### [Exercise]
Could you repeat the records below exactly, leaving the pictures out?
------------------------------------------------------------------------
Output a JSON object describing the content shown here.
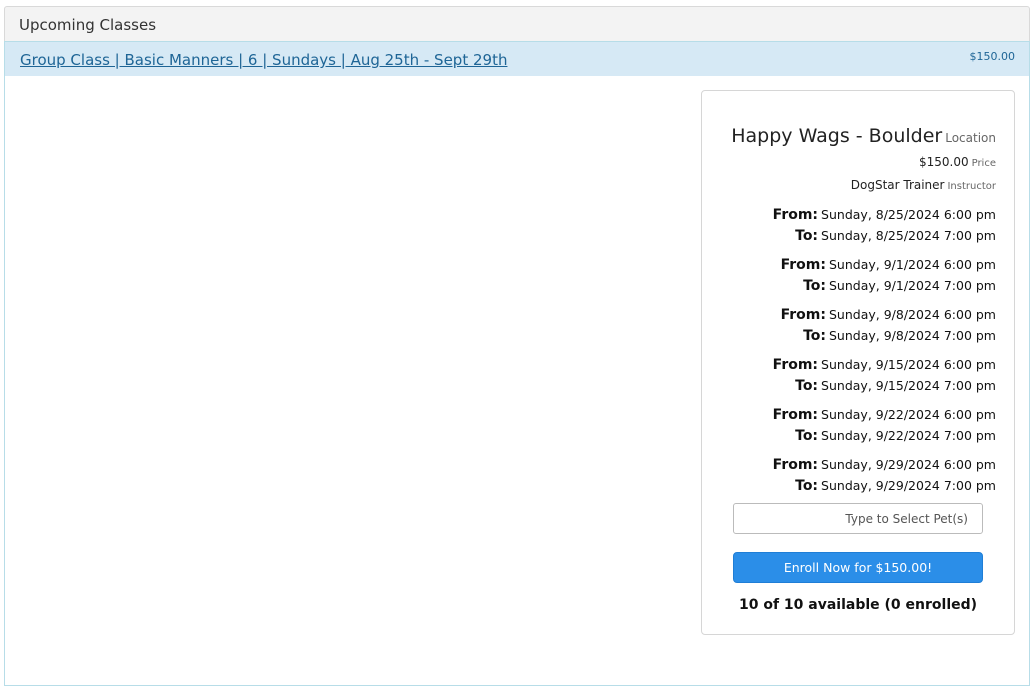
{
  "panel": {
    "title": "Upcoming Classes"
  },
  "class_row": {
    "link_text": "Group Class | Basic Manners | 6 | Sundays | Aug 25th - Sept 29th",
    "price": "$150.00"
  },
  "details": {
    "location_name": "Happy Wags - Boulder",
    "location_label": "Location",
    "price_value": "$150.00",
    "price_label": "Price",
    "instructor_name": "DogStar Trainer",
    "instructor_label": "Instructor",
    "from_label": "From:",
    "to_label": "To:",
    "sessions": [
      {
        "from": "Sunday, 8/25/2024 6:00 pm",
        "to": "Sunday, 8/25/2024 7:00 pm"
      },
      {
        "from": "Sunday, 9/1/2024 6:00 pm",
        "to": "Sunday, 9/1/2024 7:00 pm"
      },
      {
        "from": "Sunday, 9/8/2024 6:00 pm",
        "to": "Sunday, 9/8/2024 7:00 pm"
      },
      {
        "from": "Sunday, 9/15/2024 6:00 pm",
        "to": "Sunday, 9/15/2024 7:00 pm"
      },
      {
        "from": "Sunday, 9/22/2024 6:00 pm",
        "to": "Sunday, 9/22/2024 7:00 pm"
      },
      {
        "from": "Sunday, 9/29/2024 6:00 pm",
        "to": "Sunday, 9/29/2024 7:00 pm"
      }
    ],
    "pet_input": {
      "value": "",
      "placeholder": "Type to Select Pet(s)"
    },
    "enroll_button": "Enroll Now for $150.00!",
    "availability": "10 of 10 available (0 enrolled)"
  },
  "colors": {
    "accent_blue": "#2b8ee8",
    "link_blue": "#1e6596",
    "row_bg": "#d6e9f5"
  }
}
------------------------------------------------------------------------
### [Expected output]
Output a JSON object describing the content shown here.
{
  "panel": {
    "title": "Upcoming Classes"
  },
  "class_row": {
    "link_text": "Group Class | Basic Manners | 6 | Sundays | Aug 25th - Sept 29th",
    "price": "$150.00"
  },
  "details": {
    "location_name": "Happy Wags - Boulder",
    "location_label": "Location",
    "price_value": "$150.00",
    "price_label": "Price",
    "instructor_name": "DogStar Trainer",
    "instructor_label": "Instructor",
    "from_label": "From:",
    "to_label": "To:",
    "sessions": [
      {
        "from": "Sunday, 8/25/2024 6:00 pm",
        "to": "Sunday, 8/25/2024 7:00 pm"
      },
      {
        "from": "Sunday, 9/1/2024 6:00 pm",
        "to": "Sunday, 9/1/2024 7:00 pm"
      },
      {
        "from": "Sunday, 9/8/2024 6:00 pm",
        "to": "Sunday, 9/8/2024 7:00 pm"
      },
      {
        "from": "Sunday, 9/15/2024 6:00 pm",
        "to": "Sunday, 9/15/2024 7:00 pm"
      },
      {
        "from": "Sunday, 9/22/2024 6:00 pm",
        "to": "Sunday, 9/22/2024 7:00 pm"
      },
      {
        "from": "Sunday, 9/29/2024 6:00 pm",
        "to": "Sunday, 9/29/2024 7:00 pm"
      }
    ],
    "pet_input": {
      "value": "",
      "placeholder": "Type to Select Pet(s)"
    },
    "enroll_button": "Enroll Now for $150.00!",
    "availability": "10 of 10 available (0 enrolled)"
  },
  "colors": {
    "accent_blue": "#2b8ee8",
    "link_blue": "#1e6596",
    "row_bg": "#d6e9f5"
  }
}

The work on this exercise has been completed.